# CHAPTER 18

# NONSIMPLEX METHODS

# 18.1 Introduction

In previous chapters we studied the simplex method and its variant, the revised simplex method, for solving linear programming problems. The method remains widely used in practice for solving LP problems. However, the amount of time required to compute a solution using the simplex method grows rapidly as the number of components *n* of the variable *x*^{n} increases. Specifically, it turns out that the relationship between the required amount of time for the algorithm to find a solution and the size *n* of ** x** is exponential in the worst case. An example of an LP problem for which this relationship is evident was devised by Klee and Minty in 1972 [76]. Below, we give a version of the Klee-Minty example, taken from [9]. Let

*n*be given. Let

Consider the following LP problem:

The simplex algorithm applied to the LP problem above requires 2^{n} − 1 steps to find the solution. Clearly, in this example the relationship between the required amount of time for the simplex algorithm to find a solution and the size *n* of the variable ** x** is exponential. This relationship ...

Get *An Introduction to Optimization, 4th Edition* now with O’Reilly online learning.

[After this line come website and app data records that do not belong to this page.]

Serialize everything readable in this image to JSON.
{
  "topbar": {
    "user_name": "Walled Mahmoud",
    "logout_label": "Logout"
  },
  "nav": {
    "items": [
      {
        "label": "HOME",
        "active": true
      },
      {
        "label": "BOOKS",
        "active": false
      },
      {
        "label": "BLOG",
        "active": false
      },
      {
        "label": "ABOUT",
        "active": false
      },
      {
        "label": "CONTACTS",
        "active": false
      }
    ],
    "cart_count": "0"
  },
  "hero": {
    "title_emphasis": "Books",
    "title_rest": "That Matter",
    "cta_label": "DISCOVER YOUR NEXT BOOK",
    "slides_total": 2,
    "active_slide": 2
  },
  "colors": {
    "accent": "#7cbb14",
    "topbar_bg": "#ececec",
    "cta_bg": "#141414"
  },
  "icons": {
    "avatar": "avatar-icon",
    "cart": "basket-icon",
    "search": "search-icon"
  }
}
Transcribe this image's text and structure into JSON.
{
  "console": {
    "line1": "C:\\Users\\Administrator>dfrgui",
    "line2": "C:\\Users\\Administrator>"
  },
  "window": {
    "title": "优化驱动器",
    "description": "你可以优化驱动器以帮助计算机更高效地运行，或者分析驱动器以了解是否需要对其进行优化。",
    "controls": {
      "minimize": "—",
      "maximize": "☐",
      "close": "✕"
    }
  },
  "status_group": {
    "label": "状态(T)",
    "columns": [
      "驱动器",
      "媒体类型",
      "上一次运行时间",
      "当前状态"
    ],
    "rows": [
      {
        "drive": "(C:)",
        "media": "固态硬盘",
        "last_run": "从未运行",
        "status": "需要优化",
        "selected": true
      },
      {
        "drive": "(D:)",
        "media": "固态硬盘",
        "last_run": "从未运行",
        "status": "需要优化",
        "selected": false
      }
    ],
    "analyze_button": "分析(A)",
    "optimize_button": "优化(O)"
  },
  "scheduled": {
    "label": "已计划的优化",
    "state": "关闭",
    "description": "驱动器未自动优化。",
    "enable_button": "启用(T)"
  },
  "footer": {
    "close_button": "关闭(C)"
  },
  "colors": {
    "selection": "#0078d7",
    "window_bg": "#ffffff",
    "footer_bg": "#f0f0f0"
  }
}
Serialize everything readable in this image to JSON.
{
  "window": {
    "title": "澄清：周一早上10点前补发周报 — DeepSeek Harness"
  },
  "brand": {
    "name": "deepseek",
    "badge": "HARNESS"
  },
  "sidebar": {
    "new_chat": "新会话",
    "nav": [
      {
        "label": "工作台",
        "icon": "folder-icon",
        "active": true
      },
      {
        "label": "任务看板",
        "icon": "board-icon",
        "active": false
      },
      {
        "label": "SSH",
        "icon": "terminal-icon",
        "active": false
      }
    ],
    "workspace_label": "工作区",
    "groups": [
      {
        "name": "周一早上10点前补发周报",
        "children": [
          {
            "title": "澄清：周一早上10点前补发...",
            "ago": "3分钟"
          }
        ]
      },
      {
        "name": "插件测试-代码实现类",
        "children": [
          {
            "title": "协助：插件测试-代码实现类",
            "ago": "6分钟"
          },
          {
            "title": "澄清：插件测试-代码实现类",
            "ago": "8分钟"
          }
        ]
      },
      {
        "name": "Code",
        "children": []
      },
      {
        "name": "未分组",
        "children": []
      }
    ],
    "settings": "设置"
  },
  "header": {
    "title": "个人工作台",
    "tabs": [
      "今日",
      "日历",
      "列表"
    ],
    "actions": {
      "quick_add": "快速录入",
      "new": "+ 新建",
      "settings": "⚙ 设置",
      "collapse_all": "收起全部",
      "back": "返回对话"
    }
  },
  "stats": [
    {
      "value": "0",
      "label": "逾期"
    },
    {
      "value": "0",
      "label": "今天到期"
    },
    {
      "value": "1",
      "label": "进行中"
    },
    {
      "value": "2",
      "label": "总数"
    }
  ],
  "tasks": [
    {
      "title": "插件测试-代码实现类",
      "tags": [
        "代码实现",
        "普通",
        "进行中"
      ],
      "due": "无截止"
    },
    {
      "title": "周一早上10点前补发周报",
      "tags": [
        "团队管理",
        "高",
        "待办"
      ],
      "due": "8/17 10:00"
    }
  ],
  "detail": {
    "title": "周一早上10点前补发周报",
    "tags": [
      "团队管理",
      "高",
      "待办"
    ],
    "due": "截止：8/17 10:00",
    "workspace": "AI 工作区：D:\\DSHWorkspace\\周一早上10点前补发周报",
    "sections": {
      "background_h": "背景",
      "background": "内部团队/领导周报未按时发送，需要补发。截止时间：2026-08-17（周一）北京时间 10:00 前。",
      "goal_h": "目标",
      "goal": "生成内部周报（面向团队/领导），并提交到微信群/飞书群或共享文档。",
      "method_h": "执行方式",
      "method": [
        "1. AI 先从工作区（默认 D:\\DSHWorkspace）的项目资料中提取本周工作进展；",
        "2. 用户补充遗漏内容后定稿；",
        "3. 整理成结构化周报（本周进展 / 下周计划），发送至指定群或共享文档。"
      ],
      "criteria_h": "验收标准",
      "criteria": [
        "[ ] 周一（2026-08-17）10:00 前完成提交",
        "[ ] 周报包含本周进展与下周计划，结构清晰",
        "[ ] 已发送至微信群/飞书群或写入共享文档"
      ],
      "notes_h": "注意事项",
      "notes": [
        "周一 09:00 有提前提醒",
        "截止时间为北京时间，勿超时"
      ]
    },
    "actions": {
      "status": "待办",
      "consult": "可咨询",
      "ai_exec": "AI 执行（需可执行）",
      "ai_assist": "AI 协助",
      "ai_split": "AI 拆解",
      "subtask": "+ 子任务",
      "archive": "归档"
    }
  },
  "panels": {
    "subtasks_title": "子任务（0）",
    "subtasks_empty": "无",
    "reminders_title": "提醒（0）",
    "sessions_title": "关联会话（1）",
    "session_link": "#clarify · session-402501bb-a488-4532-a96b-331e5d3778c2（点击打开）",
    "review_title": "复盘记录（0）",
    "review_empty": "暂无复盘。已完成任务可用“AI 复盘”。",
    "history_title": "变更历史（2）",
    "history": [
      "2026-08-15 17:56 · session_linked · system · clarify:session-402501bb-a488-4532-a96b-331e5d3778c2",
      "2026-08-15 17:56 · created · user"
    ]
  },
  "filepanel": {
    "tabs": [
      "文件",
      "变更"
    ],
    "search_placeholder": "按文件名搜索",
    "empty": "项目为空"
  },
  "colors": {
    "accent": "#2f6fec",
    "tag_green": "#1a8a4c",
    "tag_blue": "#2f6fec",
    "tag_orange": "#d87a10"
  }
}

O’Reilly members experience live online training, plus books, videos, and digital content from 200+ publishers.